How Would Greg Abbott And Wendy Davis Secure The Border?
This is the second in a week-long series of coordinated reports from KERA, the Dallas Morning News, and KXAS-TV (NBC 5). Five Days in October looks at where the leading candidates for governor stand on certain issues.
Today, we look at border security and how Republican Greg Abbott and Democrat Wendy Davis differ on deploying National Guard troops along the border.
This summer, Texas was in the national spotlight as thousands of unaccompanied children from Central America came across the border. Gov. Rick Perry said he was also worried the border was so porous drug cartels and human traffickers are crossing into Texas. So Perry ordered 1,000 National Guard troops and additional Department of Public Safety troopers to the border.
Greg Abbott, the Republican running for governor, wholeheartedly supported the effort.
“The federal government failed to do its job. The federal government has the fundamental responsibility to secure and protect our border,” Abbott said during a Sept. 19 televised debate in McAllen. “It failed in its fundamental responsibility. But Texas will not stand idly by.”
Democratic candidate Wendy Davis said she also supported extra law enforcement at the border. But during the debate in the Rio Grande Valley, she questioned the cost of sending the Guard – over $3 million a week. She suggested it might make more sense to increase local or department of public safety numbers instead.
“When we spend money on something that was not requested by this local community, and we put boots on the ground that don’t have detention and arrest authority,” Davis said during a debate. “We are shortchanging our ability to do what will make a smart investment in the future of this state, an investment in our children.”
Michelle Roy, a Tarrant County voter and Davis supporter, also questions having National Guard troops on the border. Roy, who tweeted during KERA’s Sept. 30 debate, says the state has far greater needs.
“That’s just a waste of money, in my opinion, that I’m paying for,” Roy said. “What we need is more help with social services. More help with some of the church outreach. The National Guard is doing nothing.”
Outside a Plano Starbucks, Kauffman County resident and Abbott supporter, Roger Jones says he wants more security at the border. Still, he questions whether National Guard troops should be part of the plan.
“It would be well-spent money, in my opinion, if it would work,” Jones said. “Because what they’ve done with all the money they’ve spent before it’s not doing any good, but I don’t know. Will it work?”
Abbott is convinced it will.

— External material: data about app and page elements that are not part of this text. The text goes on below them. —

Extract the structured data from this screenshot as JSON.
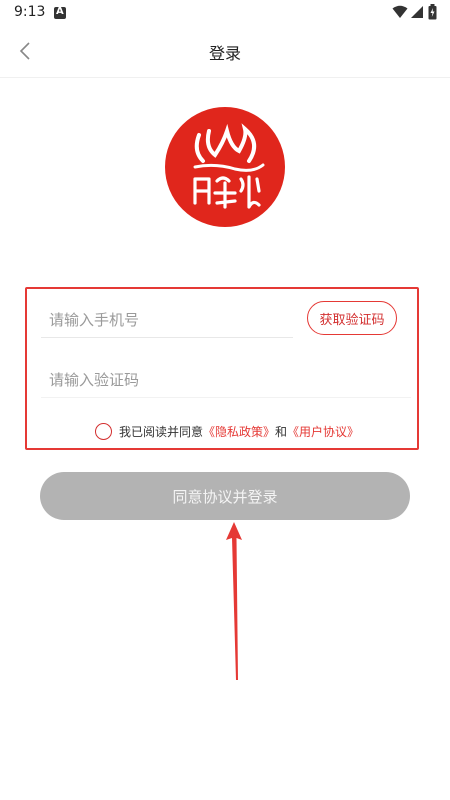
{
  "status_bar": {
    "time": "9:13"
  },
  "nav": {
    "title": "登录"
  },
  "form": {
    "phone_placeholder": "请输入手机号",
    "code_button_label": "获取验证码",
    "code_placeholder": "请输入验证码",
    "agreement": {
      "prefix": "我已阅读并同意",
      "privacy_link": "《隐私政策》",
      "conjunction": "和",
      "terms_link": "《用户协议》"
    }
  },
  "login_button_label": "同意协议并登录",
  "colors": {
    "accent": "#e53935",
    "button_disabled": "#b3b3b3",
    "logo_red": "#e0261c"
  }
}
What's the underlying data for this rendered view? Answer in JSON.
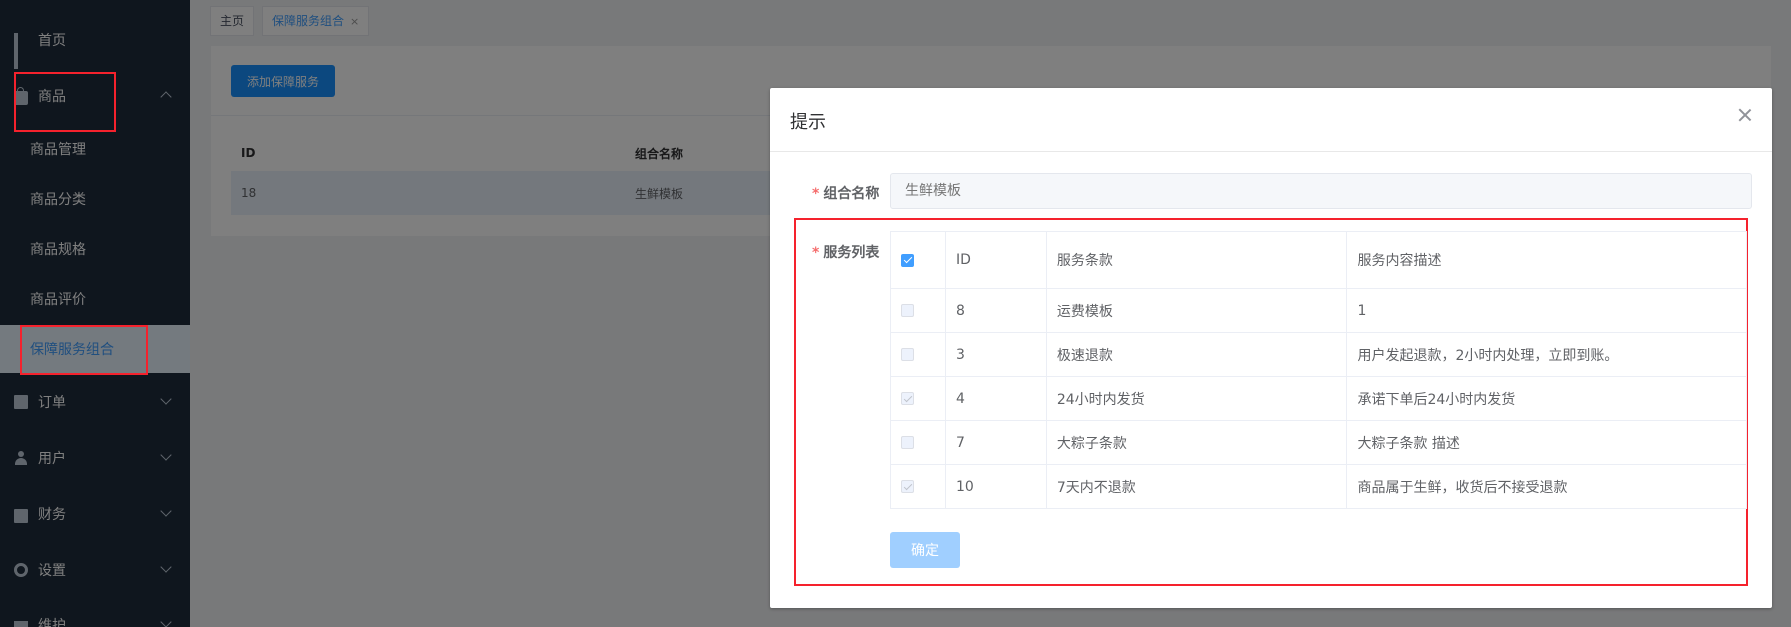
{
  "sidebar": {
    "items": [
      {
        "label": "首页",
        "icon": "grid-icon"
      },
      {
        "label": "商品",
        "icon": "shopping-bag-icon",
        "expanded": true
      },
      {
        "label": "订单",
        "icon": "clipboard-icon"
      },
      {
        "label": "用户",
        "icon": "user-icon"
      },
      {
        "label": "财务",
        "icon": "wallet-icon"
      },
      {
        "label": "设置",
        "icon": "gear-icon"
      },
      {
        "label": "维护",
        "icon": "box-icon"
      }
    ],
    "submenu": [
      {
        "label": "商品管理"
      },
      {
        "label": "商品分类"
      },
      {
        "label": "商品规格"
      },
      {
        "label": "商品评价"
      },
      {
        "label": "保障服务组合",
        "active": true
      }
    ]
  },
  "tabs": {
    "home": "主页",
    "current": "保障服务组合",
    "close": "×"
  },
  "main": {
    "add_button": "添加保障服务",
    "table": {
      "headers": [
        "ID",
        "组合名称"
      ],
      "rows": [
        {
          "id": "18",
          "name": "生鲜模板"
        }
      ]
    }
  },
  "dialog": {
    "title": "提示",
    "name_label": "组合名称",
    "name_placeholder": "生鲜模板",
    "list_label": "服务列表",
    "required_mark": "*",
    "table": {
      "headers": [
        "ID",
        "服务条款",
        "服务内容描述"
      ],
      "rows": [
        {
          "id": "8",
          "term": "运费模板",
          "desc": "1",
          "checked": false
        },
        {
          "id": "3",
          "term": "极速退款",
          "desc": "用户发起退款，2小时内处理，立即到账。",
          "checked": false
        },
        {
          "id": "4",
          "term": "24小时内发货",
          "desc": "承诺下单后24小时内发货",
          "checked": true
        },
        {
          "id": "7",
          "term": "大粽子条款",
          "desc": "大粽子条款 描述",
          "checked": false
        },
        {
          "id": "10",
          "term": "7天内不退款",
          "desc": "商品属于生鲜，收货后不接受退款",
          "checked": true
        }
      ]
    },
    "confirm_button": "确定"
  },
  "colors": {
    "sidebar_bg": "#1f2d3d",
    "primary": "#1890ff",
    "highlight_box": "#f5222d",
    "confirm_disabled": "#a0cfff"
  }
}
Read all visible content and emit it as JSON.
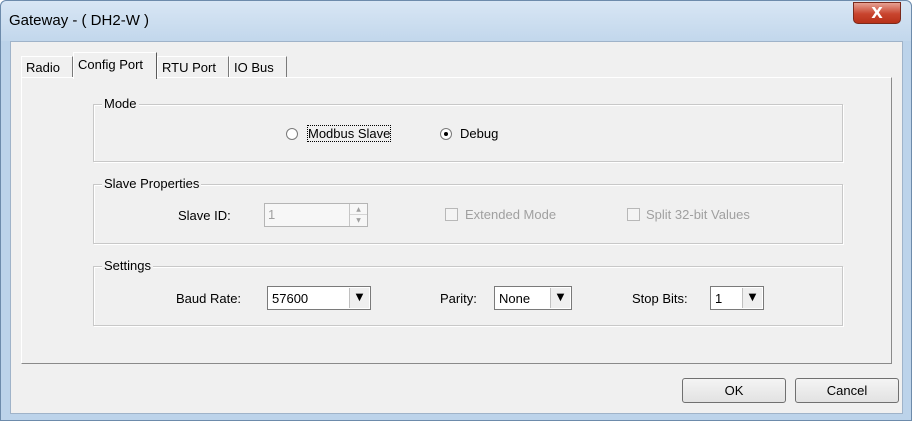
{
  "window": {
    "title": "Gateway - ( DH2-W )",
    "close_symbol": "X"
  },
  "tabs": [
    {
      "label": "Radio",
      "active": false
    },
    {
      "label": "Config Port",
      "active": true
    },
    {
      "label": "RTU Port",
      "active": false
    },
    {
      "label": "IO Bus",
      "active": false
    }
  ],
  "mode": {
    "label": "Mode",
    "options": [
      {
        "label": "Modbus Slave",
        "checked": false
      },
      {
        "label": "Debug",
        "checked": true
      }
    ]
  },
  "slave_properties": {
    "label": "Slave Properties",
    "slave_id_label": "Slave ID:",
    "slave_id_value": "1",
    "extended_mode_label": "Extended Mode",
    "split_32bit_label": "Split 32-bit Values"
  },
  "settings": {
    "label": "Settings",
    "baud_rate_label": "Baud Rate:",
    "baud_rate_value": "57600",
    "parity_label": "Parity:",
    "parity_value": "None",
    "stop_bits_label": "Stop Bits:",
    "stop_bits_value": "1"
  },
  "buttons": {
    "ok": "OK",
    "cancel": "Cancel"
  },
  "icons": {
    "close": "close-icon",
    "dropdown": "chevron-down-icon",
    "spin_up": "arrow-up-icon",
    "spin_down": "arrow-down-icon"
  }
}
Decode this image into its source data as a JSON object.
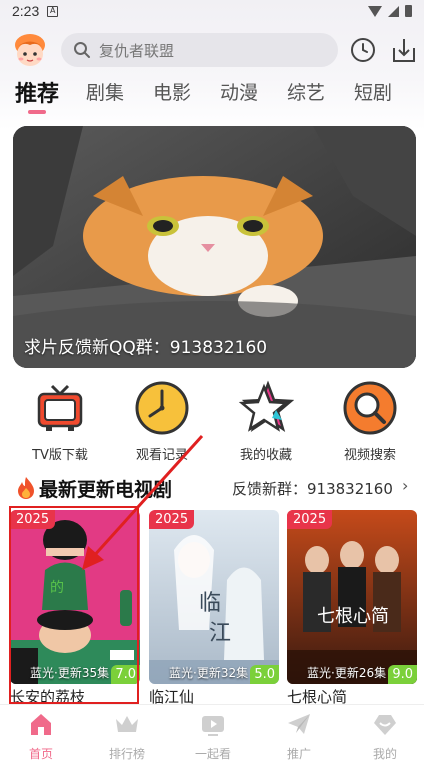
{
  "status_bar": {
    "time": "2:23",
    "notification_icon": "A"
  },
  "search": {
    "placeholder": "复仇者联盟"
  },
  "tabs": [
    {
      "label": "推荐",
      "active": true
    },
    {
      "label": "剧集"
    },
    {
      "label": "电影"
    },
    {
      "label": "动漫"
    },
    {
      "label": "综艺"
    },
    {
      "label": "短剧"
    }
  ],
  "banner": {
    "caption": "求片反馈新QQ群：913832160"
  },
  "shortcuts": [
    {
      "label": "TV版下载",
      "icon": "tv-icon"
    },
    {
      "label": "观看记录",
      "icon": "clock-icon"
    },
    {
      "label": "我的收藏",
      "icon": "star-icon"
    },
    {
      "label": "视频搜索",
      "icon": "magnifier-icon"
    }
  ],
  "section": {
    "title": "最新更新电视剧",
    "link": "反馈新群：913832160",
    "chevron": "›"
  },
  "cards": [
    {
      "year": "2025",
      "update": "蓝光·更新35集",
      "score": "7.0",
      "title": "长安的荔枝"
    },
    {
      "year": "2025",
      "update": "蓝光·更新32集",
      "score": "5.0",
      "title": "临江仙"
    },
    {
      "year": "2025",
      "update": "蓝光·更新26集",
      "score": "9.0",
      "title": "七根心简"
    }
  ],
  "bottom_nav": [
    {
      "label": "首页",
      "icon": "home-icon",
      "active": true
    },
    {
      "label": "排行榜",
      "icon": "crown-icon"
    },
    {
      "label": "一起看",
      "icon": "tv-play-icon"
    },
    {
      "label": "推广",
      "icon": "paper-plane-icon"
    },
    {
      "label": "我的",
      "icon": "profile-icon"
    }
  ],
  "colors": {
    "accent": "#f06a8a",
    "year_badge": "#e8344a",
    "score_badge": "#7bd03a",
    "highlight": "#e02020"
  }
}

In addition to the Guard, he says he would double the general revenue funds for DPS. Under that plan, he would add 500 DPS troops, 20 new Texas Rangers and more technology and tools for surveillance.
He also told a debate audience that his office is working on a potential lawsuit against the Obama administration for expenses incurred by the state and Rio Grande Valley cities, which had to pay for humanitarian relief for immigrants crossing the border.
“Secure communities promote economic development, and we want to ensure that the community here in the Rio Grande Valley as well as any community in the state of Texas is going to be safe and secure,” Abbott said.
Before sending in the Guard, Davis says Gov. Perry should have asked local communities what they think would be most effective.
While Davis stopped short of saying she would replace the Guard with more local and state law enforcement, which are authorized to make arrests, she suggested that could be the best strategy.
“We also should have asked those who’ve been serving the needs of folks who’ve been coming across the border – the humanitarian side of this issue,” Davis said. “Catholic Charities and other faith-based and non-profit organizations need our help.”
So while both Abbott and Davis agree more law enforcement is needed to make the Texas Border with Mexico more secure, they disagree on whether the National Guard should be a big part of that.
- Stella Chavez, KERA News